So, this morning over my morning coffee, I happened to take a gander at eBay. And, I saw a listing for a pair of ladies legs that had a pretty good photo.
But, the photo looked really familiar, with a pretty familiar background to the photo.
For those that haven’t seen the corkscrew case in person, it is lined with cork.
Knowing that the image looked more than familiar, I did a search of my own blog and found where they may have lifted the picture. In a post from June 27th of 2014, I mentioned the legs.
Of course, they probably didn’t lift them from my blog exactly, it could have been through google images, which is probably why their listing doesn’t mention that they are the rare mini legs.
I actually sold this pair of legs to A.B. (not AB of Rochester, but A.B. who is a member of the ICCA) in November of 2014 on the collectorcorkscrews.com auction. You can link to that listing here.
I haven’t spoken to AB, but I am pretty sure he hasn’t relocated to Lima, Peru where the eBay seller is located, nor would he be selling off a pair of ladies legs from his collection.
I have contacted eBay to report this item, but their reporting system doesn’t really allow for an explanation of the particulars.
That all said, the legs pictured are not what you are really bidding upon.
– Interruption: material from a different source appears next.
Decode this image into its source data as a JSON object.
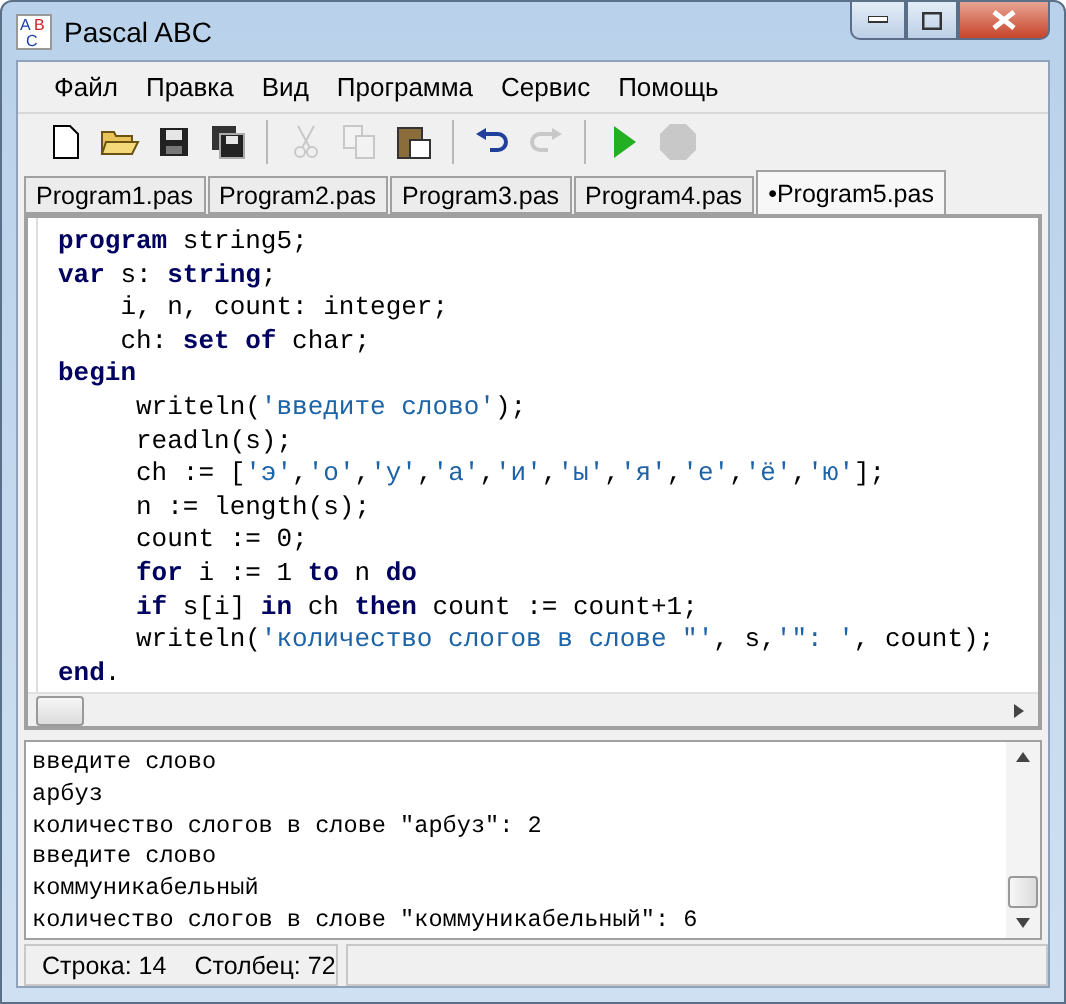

It could be that the seller has a pair of legs, but I would say buyer beware on this one.
I did send the seller a note asking why they chose to use a photo that doesn’t belong to them, and they have since responded:
“Hello i have the Blue Corkscrew Lady Can Can too, i told my secretary to take new pictures, im sorry for the misundeerstanding i will ask her. i have deleted the auction and will take fresh pictures. i have 3 in total.
thanks for letting me know, im also come from collectors high family.
blessings, fixed, human mistake from secretary.”
The auction has since been ended, and it will be interesting to see if they relist with “new pictures.”
Seems a bit fishy to me.